MinRes said in an announcement on Tuesday that it would use the cash to refinance some of its existing credit facilities and for general corporate purposes.
The offer would comprise Senior Unsecured Notes due in 2027 and ratings house, S&P Global Rating has given the debt as B+ rating in line with the MinRes’s overall rating.
“Although MRL is likely to generate materially negative free cash flow over the next few years, due to high near-term capital expenditure, we believe free cash flow could materially increase following completion of the company’s proposed lithium hydroxide plant,” S&P was quoted in yesterday’s statement.
“Our rating incorporates the execution risks associated with MRL’s growth strategy as well as its concentrated asset base and end-market exposure.
“We do not believe that MRL’s external mining services earnings are of sufficient scale or quality to materially diversify these risks.”
However, S&P rated MinRes as having a stable outlook, reflecting its view that the company would appropriately manage its sizeable execution risks with sufficient financial buffer to absorb near-term volatility in lithium prices.
MinRes shares were up 0.7% to $17.08.
The company’s announcement yesterday came three weeks after MinRes revealed that it and Chinese partner, Ganfeng Lithium Co had jointly paid $103.8 million to buy the 13.8% stake in the Mount Marion lithium project in WA’s Goldfields from Neometals Ltd.
The deal means MRL’s subsidiary, Process Minerals International Pty Ltd has now increased its equity interest in Mt Marion from 43.1% to 50%.

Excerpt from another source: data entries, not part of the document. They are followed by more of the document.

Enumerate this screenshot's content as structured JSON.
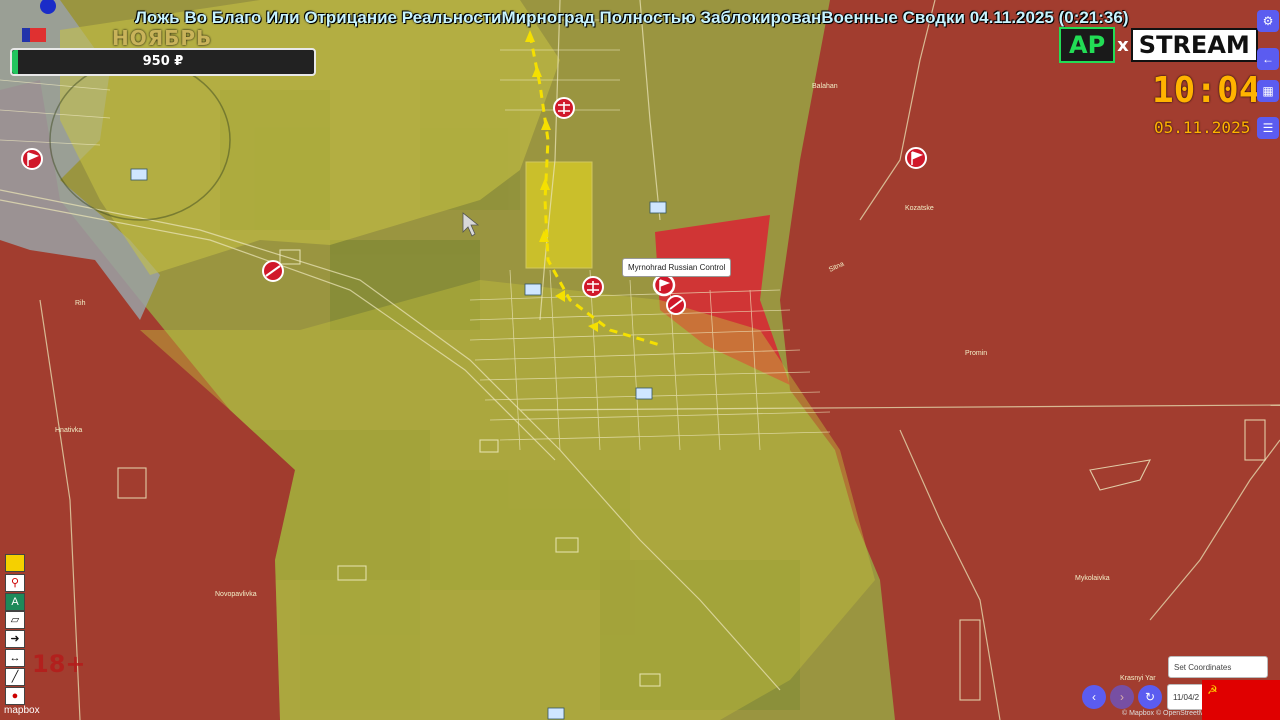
{
  "ticker_text": "Ложь Во Благо Или Отрицание РеальностиМирноград Полностью ЗаблокированВоенные Сводки 04.11.2025 (0:21:36)",
  "month_label": "НОЯБРЬ",
  "donation": {
    "amount": "950 ₽",
    "progress": 0.02
  },
  "logo": {
    "left": "AP",
    "separator": "x",
    "right": "STREAM"
  },
  "clock": {
    "time": "10:04",
    "date": "05.11.2025"
  },
  "colors": {
    "russian_control": "#a83a35",
    "contested": "#b4b22e",
    "ukraine_control": "#8c8c3a",
    "ticker": "#c8f4ff",
    "clock": "#ffb300",
    "accent_button": "#5b5cf0"
  },
  "map": {
    "popup": "Myrnohrad Russian Control",
    "place_labels": [
      "Balahan",
      "Kozatske",
      "Promin",
      "Mykolaivka",
      "Hnativka",
      "Novopavlivka",
      "Rih",
      "Krasnyi Yar",
      "Sitna"
    ],
    "advance_arrow_color": "#f5e000"
  },
  "controls": {
    "set_coordinates_placeholder": "Set Coordinates",
    "date_value": "11/04/2",
    "nav_prev": "‹",
    "nav_next": "›",
    "refresh": "↻"
  },
  "age_rating": "18+",
  "mapbox_label": "mapbox",
  "attribution": "© Mapbox © OpenStreetMap",
  "flag_symbol": "☭"
}
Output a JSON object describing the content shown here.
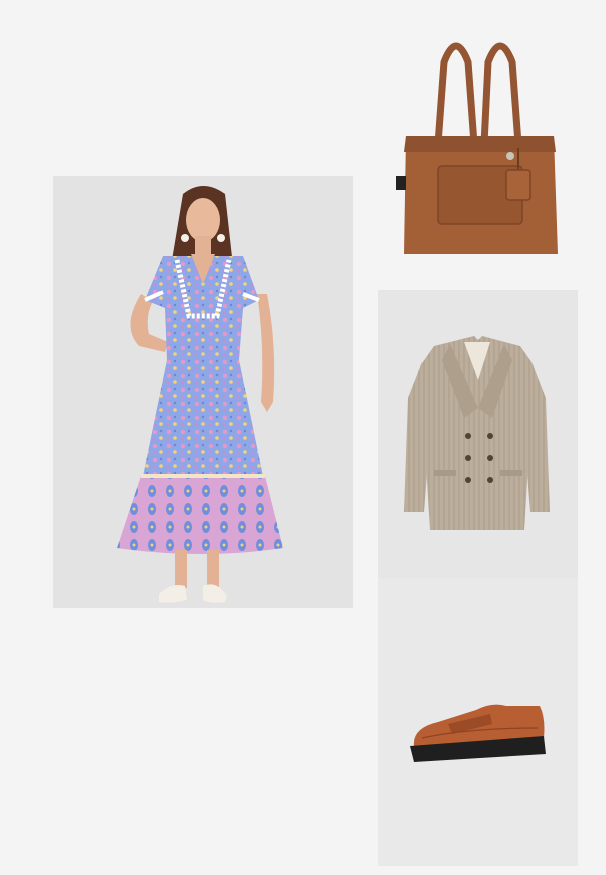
{
  "board": {
    "background": "#f4f4f4",
    "items": [
      {
        "name": "dress-photo",
        "icon": "floral-maxi-dress",
        "colors": {
          "base": "#8ea6e4",
          "hem": "#d9a6d4",
          "trim": "#ffffff"
        }
      },
      {
        "name": "handbag-photo",
        "icon": "tote-bag",
        "colors": {
          "leather": "#a35f36"
        }
      },
      {
        "name": "blazer-photo",
        "icon": "double-breasted-blazer",
        "colors": {
          "fabric": "#b9ab99"
        }
      },
      {
        "name": "loafer-photo",
        "icon": "penny-loafer",
        "colors": {
          "leather": "#b85e33",
          "sole": "#1f1f1f"
        }
      }
    ]
  }
}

The company said the acquisition of the additional Mt Marion equity interest is consistent with MRL’s strategy of identifying value-adding opportunities in the lithium sector.